──────── LISTED RECORDS

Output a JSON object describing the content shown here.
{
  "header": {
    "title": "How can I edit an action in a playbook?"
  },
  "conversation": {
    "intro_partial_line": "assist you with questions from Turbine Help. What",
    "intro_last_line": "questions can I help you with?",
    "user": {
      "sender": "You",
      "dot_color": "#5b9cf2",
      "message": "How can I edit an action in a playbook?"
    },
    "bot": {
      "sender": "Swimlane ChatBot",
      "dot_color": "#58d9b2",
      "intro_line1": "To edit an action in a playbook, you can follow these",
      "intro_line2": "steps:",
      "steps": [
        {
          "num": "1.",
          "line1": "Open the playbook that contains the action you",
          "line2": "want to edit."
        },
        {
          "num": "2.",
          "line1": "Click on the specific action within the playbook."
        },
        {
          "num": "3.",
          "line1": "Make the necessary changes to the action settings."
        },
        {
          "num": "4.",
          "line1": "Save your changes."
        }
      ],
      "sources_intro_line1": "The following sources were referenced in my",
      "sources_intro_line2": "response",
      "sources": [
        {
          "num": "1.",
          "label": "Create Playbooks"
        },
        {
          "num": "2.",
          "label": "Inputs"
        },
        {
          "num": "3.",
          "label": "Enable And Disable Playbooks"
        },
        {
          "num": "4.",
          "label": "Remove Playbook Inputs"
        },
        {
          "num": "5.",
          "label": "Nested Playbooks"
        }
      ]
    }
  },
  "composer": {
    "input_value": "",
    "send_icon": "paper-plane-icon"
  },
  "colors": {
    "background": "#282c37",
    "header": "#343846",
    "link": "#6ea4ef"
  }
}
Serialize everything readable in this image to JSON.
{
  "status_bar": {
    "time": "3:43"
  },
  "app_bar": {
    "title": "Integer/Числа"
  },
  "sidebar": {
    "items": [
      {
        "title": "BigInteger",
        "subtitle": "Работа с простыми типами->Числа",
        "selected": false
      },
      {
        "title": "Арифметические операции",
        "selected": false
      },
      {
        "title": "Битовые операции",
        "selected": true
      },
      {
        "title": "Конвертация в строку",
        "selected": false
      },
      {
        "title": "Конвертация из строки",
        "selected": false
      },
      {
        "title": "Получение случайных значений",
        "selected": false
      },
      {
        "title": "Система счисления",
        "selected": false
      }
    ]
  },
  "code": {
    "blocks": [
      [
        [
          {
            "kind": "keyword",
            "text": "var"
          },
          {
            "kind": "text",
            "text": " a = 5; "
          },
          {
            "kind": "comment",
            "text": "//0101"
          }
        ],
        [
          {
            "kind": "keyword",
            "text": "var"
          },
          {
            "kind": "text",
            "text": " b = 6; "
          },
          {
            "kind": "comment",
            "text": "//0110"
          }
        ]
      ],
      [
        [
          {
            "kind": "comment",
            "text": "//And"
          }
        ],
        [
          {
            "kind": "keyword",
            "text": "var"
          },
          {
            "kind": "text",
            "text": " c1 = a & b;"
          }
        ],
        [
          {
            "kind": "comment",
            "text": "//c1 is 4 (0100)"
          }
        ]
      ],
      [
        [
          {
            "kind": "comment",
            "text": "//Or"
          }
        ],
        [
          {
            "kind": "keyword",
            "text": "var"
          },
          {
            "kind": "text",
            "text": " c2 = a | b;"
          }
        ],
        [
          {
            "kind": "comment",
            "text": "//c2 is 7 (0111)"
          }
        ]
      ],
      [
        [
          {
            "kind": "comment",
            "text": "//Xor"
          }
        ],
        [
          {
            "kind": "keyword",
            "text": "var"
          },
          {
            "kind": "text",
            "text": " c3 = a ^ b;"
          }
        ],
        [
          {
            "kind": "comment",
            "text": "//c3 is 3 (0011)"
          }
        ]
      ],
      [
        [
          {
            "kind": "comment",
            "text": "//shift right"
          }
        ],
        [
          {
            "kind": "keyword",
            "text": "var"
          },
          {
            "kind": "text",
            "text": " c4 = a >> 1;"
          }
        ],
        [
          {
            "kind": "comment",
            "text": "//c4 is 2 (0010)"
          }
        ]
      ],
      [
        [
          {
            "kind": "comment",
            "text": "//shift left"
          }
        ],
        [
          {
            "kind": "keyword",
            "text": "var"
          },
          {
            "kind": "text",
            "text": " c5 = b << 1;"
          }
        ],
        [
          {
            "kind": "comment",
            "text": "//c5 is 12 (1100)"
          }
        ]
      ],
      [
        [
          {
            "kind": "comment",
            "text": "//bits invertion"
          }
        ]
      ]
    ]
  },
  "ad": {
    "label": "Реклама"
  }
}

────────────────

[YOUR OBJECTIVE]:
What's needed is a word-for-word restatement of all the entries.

[TASK RESPONSE]:
Output a JSON object describing the content shown here.
{
  "header": {
    "title": "How can I edit an action in a playbook?"
  },
  "conversation": {
    "intro_partial_line": "assist you with questions from Turbine Help. What",
    "intro_last_line": "questions can I help you with?",
    "user": {
      "sender": "You",
      "dot_color": "#5b9cf2",
      "message": "How can I edit an action in a playbook?"
    },
    "bot": {
      "sender": "Swimlane ChatBot",
      "dot_color": "#58d9b2",
      "intro_line1": "To edit an action in a playbook, you can follow these",
      "intro_line2": "steps:",
      "steps": [
        {
          "num": "1.",
          "line1": "Open the playbook that contains the action you",
          "line2": "want to edit."
        },
        {
          "num": "2.",
          "line1": "Click on the specific action within the playbook."
        },
        {
          "num": "3.",
          "line1": "Make the necessary changes to the action settings."
        },
        {
          "num": "4.",
          "line1": "Save your changes."
        }
      ],
      "sources_intro_line1": "The following sources were referenced in my",
      "sources_intro_line2": "response",
      "sources": [
        {
          "num": "1.",
          "label": "Create Playbooks"
        },
        {
          "num": "2.",
          "label": "Inputs"
        },
        {
          "num": "3.",
          "label": "Enable And Disable Playbooks"
        },
        {
          "num": "4.",
          "label": "Remove Playbook Inputs"
        },
        {
          "num": "5.",
          "label": "Nested Playbooks"
        }
      ]
    }
  },
  "composer": {
    "input_value": "",
    "send_icon": "paper-plane-icon"
  },
  "colors": {
    "background": "#282c37",
    "header": "#343846",
    "link": "#6ea4ef"
  }
}
Serialize everything readable in this image to JSON.
{
  "status_bar": {
    "time": "3:43"
  },
  "app_bar": {
    "title": "Integer/Числа"
  },
  "sidebar": {
    "items": [
      {
        "title": "BigInteger",
        "subtitle": "Работа с простыми типами->Числа",
        "selected": false
      },
      {
        "title": "Арифметические операции",
        "selected": false
      },
      {
        "title": "Битовые операции",
        "selected": true
      },
      {
        "title": "Конвертация в строку",
        "selected": false
      },
      {
        "title": "Конвертация из строки",
        "selected": false
      },
      {
        "title": "Получение случайных значений",
        "selected": false
      },
      {
        "title": "Система счисления",
        "selected": false
      }
    ]
  },
  "code": {
    "blocks": [
      [
        [
          {
            "kind": "keyword",
            "text": "var"
          },
          {
            "kind": "text",
            "text": " a = 5; "
          },
          {
            "kind": "comment",
            "text": "//0101"
          }
        ],
        [
          {
            "kind": "keyword",
            "text": "var"
          },
          {
            "kind": "text",
            "text": " b = 6; "
          },
          {
            "kind": "comment",
            "text": "//0110"
          }
        ]
      ],
      [
        [
          {
            "kind": "comment",
            "text": "//And"
          }
        ],
        [
          {
            "kind": "keyword",
            "text": "var"
          },
          {
            "kind": "text",
            "text": " c1 = a & b;"
          }
        ],
        [
          {
            "kind": "comment",
            "text": "//c1 is 4 (0100)"
          }
        ]
      ],
      [
        [
          {
            "kind": "comment",
            "text": "//Or"
          }
        ],
        [
          {
            "kind": "keyword",
            "text": "var"
          },
          {
            "kind": "text",
            "text": " c2 = a | b;"
          }
        ],
        [
          {
            "kind": "comment",
            "text": "//c2 is 7 (0111)"
          }
        ]
      ],
      [
        [
          {
            "kind": "comment",
            "text": "//Xor"
          }
        ],
        [
          {
            "kind": "keyword",
            "text": "var"
          },
          {
            "kind": "text",
            "text": " c3 = a ^ b;"
          }
        ],
        [
          {
            "kind": "comment",
            "text": "//c3 is 3 (0011)"
          }
        ]
      ],
      [
        [
          {
            "kind": "comment",
            "text": "//shift right"
          }
        ],
        [
          {
            "kind": "keyword",
            "text": "var"
          },
          {
            "kind": "text",
            "text": " c4 = a >> 1;"
          }
        ],
        [
          {
            "kind": "comment",
            "text": "//c4 is 2 (0010)"
          }
        ]
      ],
      [
        [
          {
            "kind": "comment",
            "text": "//shift left"
          }
        ],
        [
          {
            "kind": "keyword",
            "text": "var"
          },
          {
            "kind": "text",
            "text": " c5 = b << 1;"
          }
        ],
        [
          {
            "kind": "comment",
            "text": "//c5 is 12 (1100)"
          }
        ]
      ],
      [
        [
          {
            "kind": "comment",
            "text": "//bits invertion"
          }
        ]
      ]
    ]
  },
  "ad": {
    "label": "Реклама"
  }
}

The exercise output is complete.